Vectors, PSDs, Mockups, and Stock Photography, are all available on Freepik. It is beneficial in terms of resources and design materials. Freepik offers two membership options: free and premium. And, without a doubt, both Subscriptions are worthwhile purchases. Regional Elements may also be found in Freepik; thus, it’s preferable to state how diverse their collection is. This website’s user interface is also relatively user-friendly, and it takes a little getting used to. The Premium pricing is user-friendly, although they occasionally lower the price during big sales like Black Friday and Christmas. Freepik is far too simple for any user, and the Simple UI adds to its versatility.
First and foremost, it is entirely free for all standard stock items. Freepik features a wide range of stock materials, including more than simply photos and vectors. Images, vectors, png cutouts, editable PSD files, Illustrator files, etc. Its cost is around 80% to 90% less than its competitors, making it ideal for small businesses and rookie designers. Unlike Shutterstock and other stock sites, Freepik’s premium membership allows you complete access/downloads for the entire month/year. The limit is either 5 or 250 photos every month on some sites. It’s a one-stop-shop where you can find vector graphics for almost any project you can think of. The second factor that drew buyers in was that their membership included commercial rights, which is particularly appealing to designers. The suggested drawings are also a plus. They will frequently display photos outside your search region (but still very near), which is helpful if you are new to utilising keywords.

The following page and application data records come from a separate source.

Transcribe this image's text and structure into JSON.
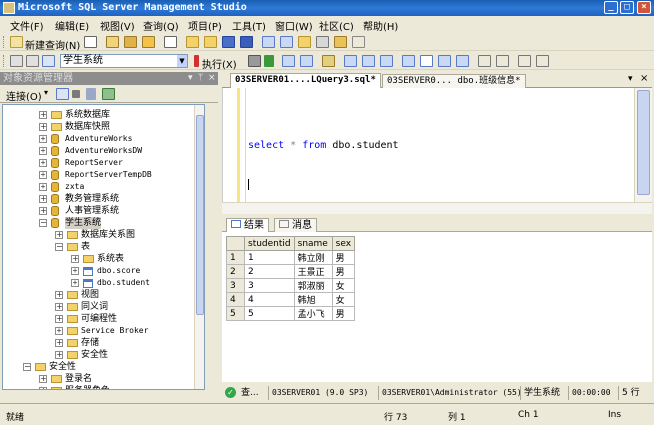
{
  "window": {
    "title": "Microsoft SQL Server Management Studio",
    "controls": [
      "_",
      "□",
      "×"
    ]
  },
  "menu": [
    "文件(F)",
    "编辑(E)",
    "视图(V)",
    "查询(Q)",
    "项目(P)",
    "工具(T)",
    "窗口(W)",
    "社区(C)",
    "帮助(H)"
  ],
  "toolbar1": {
    "new_query": "新建查询(N)"
  },
  "toolbar2": {
    "database": "学生系统",
    "execute": "执行(X)"
  },
  "object_explorer": {
    "title": "对象资源管理器",
    "connect": "连接(O)",
    "nodes": [
      {
        "label": "系统数据库",
        "expander": "+",
        "icon": "folder-icon",
        "font": "sans"
      },
      {
        "label": "数据库快照",
        "expander": "+",
        "icon": "folder-icon",
        "font": "sans"
      },
      {
        "label": "AdventureWorks",
        "expander": "+",
        "icon": "database-icon",
        "font": "mono"
      },
      {
        "label": "AdventureWorksDW",
        "expander": "+",
        "icon": "database-icon",
        "font": "mono"
      },
      {
        "label": "ReportServer",
        "expander": "+",
        "icon": "database-icon",
        "font": "mono"
      },
      {
        "label": "ReportServerTempDB",
        "expander": "+",
        "icon": "database-icon",
        "font": "mono"
      },
      {
        "label": "zxta",
        "expander": "+",
        "icon": "database-icon",
        "font": "mono"
      },
      {
        "label": "教务管理系统",
        "expander": "+",
        "icon": "database-icon",
        "font": "sans"
      },
      {
        "label": "人事管理系统",
        "expander": "+",
        "icon": "database-icon",
        "font": "sans"
      },
      {
        "label": "学生系统",
        "expander": "−",
        "icon": "database-icon",
        "font": "sans",
        "selected": true
      },
      {
        "label": "数据库关系图",
        "expander": "+",
        "icon": "folder-icon",
        "font": "sans"
      },
      {
        "label": "表",
        "expander": "−",
        "icon": "folder-icon",
        "font": "sans"
      },
      {
        "label": "系统表",
        "expander": "+",
        "icon": "folder-icon",
        "font": "sans"
      },
      {
        "label": "dbo.score",
        "expander": "+",
        "icon": "table-icon",
        "font": "mono"
      },
      {
        "label": "dbo.student",
        "expander": "+",
        "icon": "table-icon",
        "font": "mono"
      },
      {
        "label": "视图",
        "expander": "+",
        "icon": "folder-icon",
        "font": "sans"
      },
      {
        "label": "同义词",
        "expander": "+",
        "icon": "folder-icon",
        "font": "sans"
      },
      {
        "label": "可编程性",
        "expander": "+",
        "icon": "folder-icon",
        "font": "sans"
      },
      {
        "label": "Service Broker",
        "expander": "+",
        "icon": "folder-icon",
        "font": "mono"
      },
      {
        "label": "存储",
        "expander": "+",
        "icon": "folder-icon",
        "font": "sans"
      },
      {
        "label": "安全性",
        "expander": "+",
        "icon": "folder-icon",
        "font": "sans"
      },
      {
        "label": "安全性",
        "expander": "−",
        "icon": "folder-icon",
        "font": "sans"
      },
      {
        "label": "登录名",
        "expander": "+",
        "icon": "folder-icon",
        "font": "sans"
      },
      {
        "label": "服务器角色",
        "expander": "+",
        "icon": "folder-icon",
        "font": "sans"
      }
    ]
  },
  "editor_tabs": [
    {
      "label": "03SERVER01....LQuery3.sql*",
      "active": true
    },
    {
      "label": "03SERVER0... dbo.班级信息*",
      "active": false
    }
  ],
  "editor": {
    "kw1": "select",
    "op": "*",
    "kw2": "from",
    "rest": "dbo.student"
  },
  "results": {
    "tabs": [
      {
        "label": "结果",
        "icon": "grid-icon"
      },
      {
        "label": "消息",
        "icon": "message-icon"
      }
    ],
    "columns": [
      "studentid",
      "sname",
      "sex"
    ],
    "rows": [
      {
        "n": "1",
        "id": "1",
        "name": "韩立刚",
        "sex": "男"
      },
      {
        "n": "2",
        "id": "2",
        "name": "王景正",
        "sex": "男"
      },
      {
        "n": "3",
        "id": "3",
        "name": "郭淑丽",
        "sex": "女"
      },
      {
        "n": "4",
        "id": "4",
        "name": "韩旭",
        "sex": "女"
      },
      {
        "n": "5",
        "id": "5",
        "name": "孟小飞",
        "sex": "男"
      }
    ]
  },
  "query_status": {
    "state": "查...",
    "server": "03SERVER01 (9.0 SP3)",
    "user": "03SERVER01\\Administrator (55)",
    "db": "学生系统",
    "time": "00:00:00",
    "rows": "5 行"
  },
  "statusbar": {
    "ready": "就绪",
    "line": "行 73",
    "col": "列 1",
    "ch": "Ch 1",
    "mode": "Ins"
  }
}
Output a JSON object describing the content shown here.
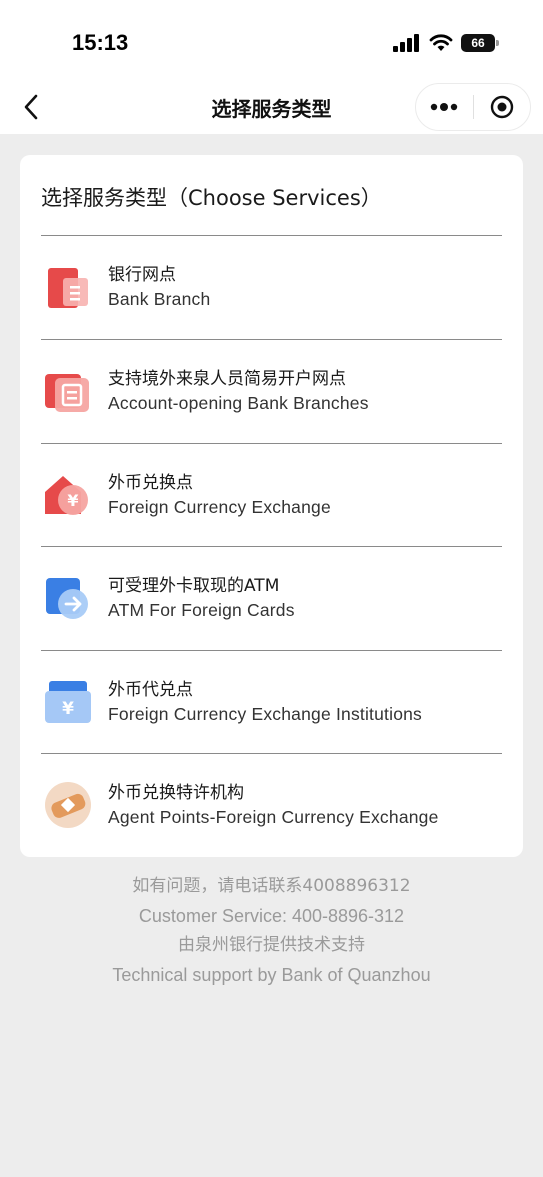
{
  "status_bar": {
    "time": "15:13",
    "battery": "66"
  },
  "nav": {
    "title": "选择服务类型"
  },
  "card": {
    "title": "选择服务类型（Choose Services）",
    "services": [
      {
        "cn": "银行网点",
        "en": "Bank Branch",
        "icon": "bank-branch-icon"
      },
      {
        "cn": "支持境外来泉人员简易开户网点",
        "en": "Account-opening Bank Branches",
        "icon": "account-opening-icon"
      },
      {
        "cn": "外币兑换点",
        "en": "Foreign Currency Exchange",
        "icon": "currency-exchange-icon"
      },
      {
        "cn": "可受理外卡取现的ATM",
        "en": "ATM For Foreign Cards",
        "icon": "atm-icon"
      },
      {
        "cn": "外币代兑点",
        "en": "Foreign Currency Exchange Institutions",
        "icon": "exchange-institution-icon"
      },
      {
        "cn": "外币兑换特许机构",
        "en": "Agent Points-Foreign Currency Exchange",
        "icon": "agent-points-icon"
      }
    ]
  },
  "footer": {
    "line1": "如有问题，请电话联系4008896312",
    "line2": "Customer Service: 400-8896-312",
    "line3": "由泉州银行提供技术支持",
    "line4": "Technical support by Bank of Quanzhou"
  },
  "colors": {
    "background": "#EDEDED",
    "card": "#FFFFFF",
    "icon_red": "#E94B4B",
    "icon_blue": "#3A86E8",
    "icon_orange": "#E8A36A",
    "footer_text": "#9A9A9A"
  }
}
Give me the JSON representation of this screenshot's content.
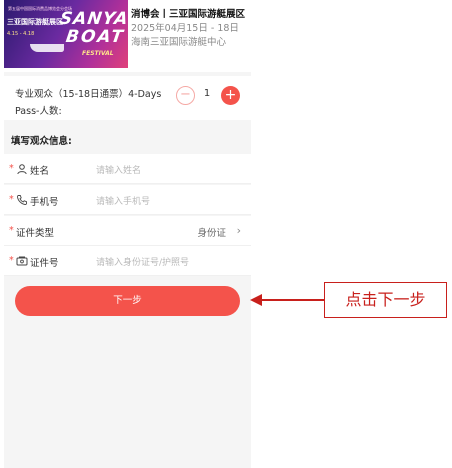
{
  "event": {
    "banner": {
      "small_text": "第五届中国国际消费品博览会分会场",
      "cn_title": "三亚国际游艇展区",
      "date": "4.15 - 4.18",
      "line1": "SANYA",
      "line2": "BOAT",
      "line3": "FESTIVAL"
    },
    "title": "消博会丨三亚国际游艇展区",
    "date": "2025年04月15日 - 18日",
    "venue": "海南三亚国际游艇中心"
  },
  "ticket": {
    "label": "专业观众（15-18日通票）4-Days Pass-人数:",
    "minus": "−",
    "quantity": "1",
    "plus": "+"
  },
  "form": {
    "section_title": "填写观众信息:",
    "required_mark": "*",
    "name": {
      "label": "姓名",
      "placeholder": "请输入姓名",
      "icon": "person-icon"
    },
    "phone": {
      "label": "手机号",
      "placeholder": "请输入手机号",
      "icon": "phone-icon"
    },
    "id_type": {
      "label": "证件类型",
      "value": "身份证",
      "chevron": "›"
    },
    "id_number": {
      "label": "证件号",
      "placeholder": "请输入身份证号/护照号",
      "icon": "id-card-icon"
    }
  },
  "next_button": {
    "label": "下一步"
  },
  "annotation": {
    "text": "点击下一步",
    "color": "#c8201c"
  },
  "colors": {
    "accent": "#f4534b",
    "placeholder": "#b9b9b9"
  }
}
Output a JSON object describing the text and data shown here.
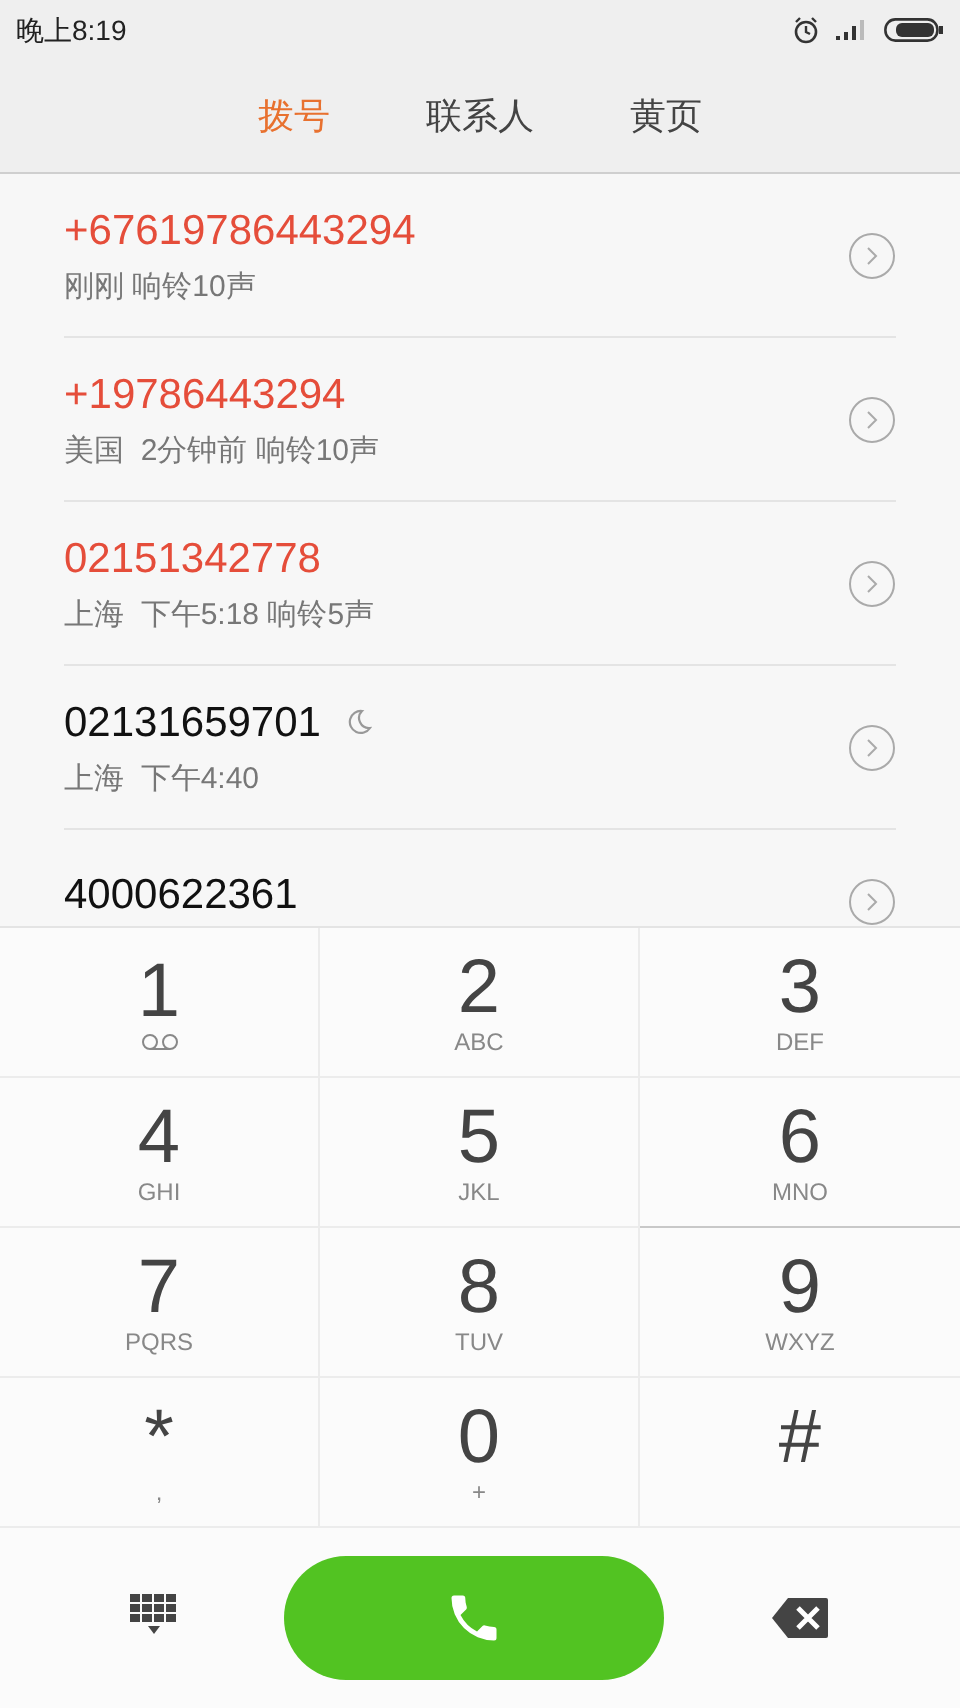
{
  "status_bar": {
    "time": "晚上8:19"
  },
  "tabs": [
    {
      "label": "拨号",
      "selected": true
    },
    {
      "label": "联系人",
      "selected": false
    },
    {
      "label": "黄页",
      "selected": false
    }
  ],
  "calls": [
    {
      "number": "+67619786443294",
      "detail": "刚刚 响铃10声",
      "missed": true,
      "quiet": false
    },
    {
      "number": "+19786443294",
      "detail": "美国  2分钟前 响铃10声",
      "missed": true,
      "quiet": false
    },
    {
      "number": "02151342778",
      "detail": "上海  下午5:18 响铃5声",
      "missed": true,
      "quiet": false
    },
    {
      "number": "02131659701",
      "detail": "上海  下午4:40",
      "missed": false,
      "quiet": true
    },
    {
      "number": "4000622361",
      "missed": false,
      "quiet": false
    }
  ],
  "keypad": [
    {
      "digit": "1",
      "kind": "voicemail"
    },
    {
      "digit": "2",
      "letters": "ABC"
    },
    {
      "digit": "3",
      "letters": "DEF"
    },
    {
      "digit": "4",
      "letters": "GHI"
    },
    {
      "digit": "5",
      "letters": "JKL"
    },
    {
      "digit": "6",
      "letters": "MNO"
    },
    {
      "digit": "7",
      "letters": "PQRS"
    },
    {
      "digit": "8",
      "letters": "TUV"
    },
    {
      "digit": "9",
      "letters": "WXYZ"
    },
    {
      "digit": "*",
      "letters": ","
    },
    {
      "digit": "0",
      "letters": "+"
    },
    {
      "digit": "#"
    }
  ]
}
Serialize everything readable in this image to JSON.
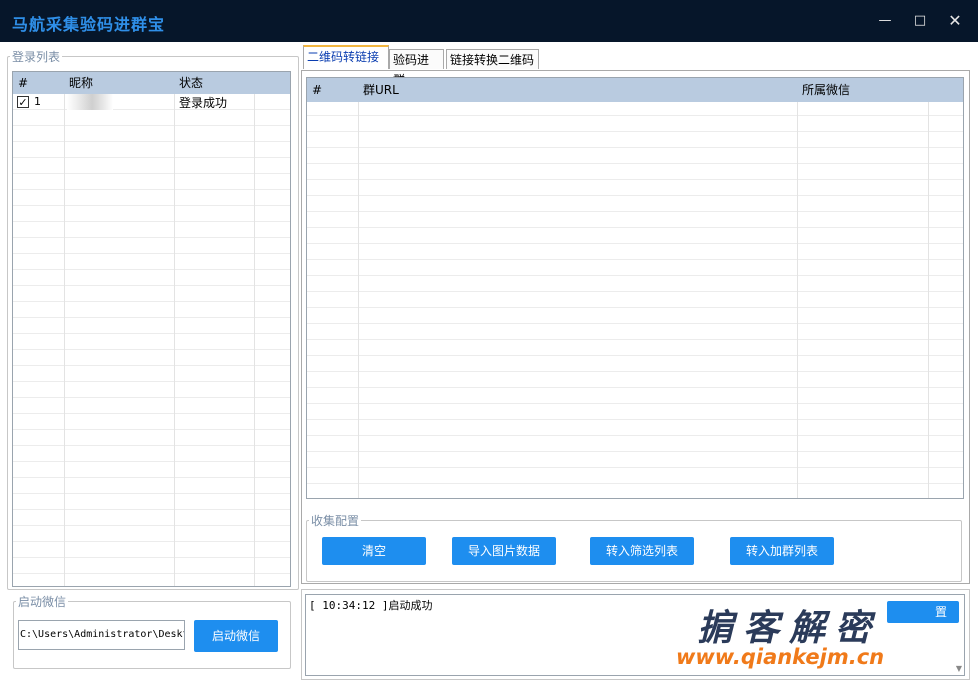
{
  "window": {
    "title": "马航采集验码进群宝"
  },
  "login_list": {
    "legend": "登录列表",
    "columns": [
      "#",
      "昵称",
      "状态"
    ],
    "rows": [
      {
        "index": "1",
        "checked": true,
        "nickname": "",
        "status": "登录成功"
      }
    ]
  },
  "launch": {
    "legend": "启动微信",
    "path_value": "C:\\Users\\Administrator\\Deskt",
    "button": "启动微信"
  },
  "tabs": [
    "二维码转链接",
    "验码进群",
    "链接转换二维码"
  ],
  "url_table": {
    "columns": [
      "#",
      "群URL",
      "所属微信"
    ]
  },
  "collect": {
    "legend": "收集配置",
    "buttons": [
      "清空",
      "导入图片数据",
      "转入筛选列表",
      "转入加群列表"
    ]
  },
  "log": {
    "line": "[ 10:34:12 ]启动成功",
    "button_partial": "置"
  },
  "watermark": {
    "line1": "掮客解密",
    "line2": "www.qiankejm.cn"
  }
}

There is no stock footage on this site, and download links occasionally fail or act strangely. Its stock image/vector library isn’t as extensive as Shutterstock’s, so you’ll have to do with what they have. It does the job, but competitors have more selections and better stock supplies. On Freepik, the quality of many sources isn’t always up to par, especially when it comes to vector resources. Some of the keywords bring up images from a wide range of subjects. This feature is excellent if you’re unsure what you’re looking for, but it might be tedious if you’re looking for anything particular. Another feature is that many of the images have a repeating style. With Metaverse taking its first steps into the digital space, Freepik should start adding new 3D Vector artworks to its platform. In addition, Freepik could create a separate area dedicated to stock videos. Clients frequently express a need for tapes. Vloggers also have to travel to different locations for their videos, which isn’t appealing to everyone. Finally, paying a subscription plan for solely eps and PSD doesn’t always make sense. The advertising that appears in search results is unclear, and the layout, which includes a lot of pop-ups and animated content, makes it difficult to read the results; their clickbait technique generates unpleasant sentiments and a lot of lost time leads to irritation. The user can only utilise the engine in less than five areas at a time under the current membership level.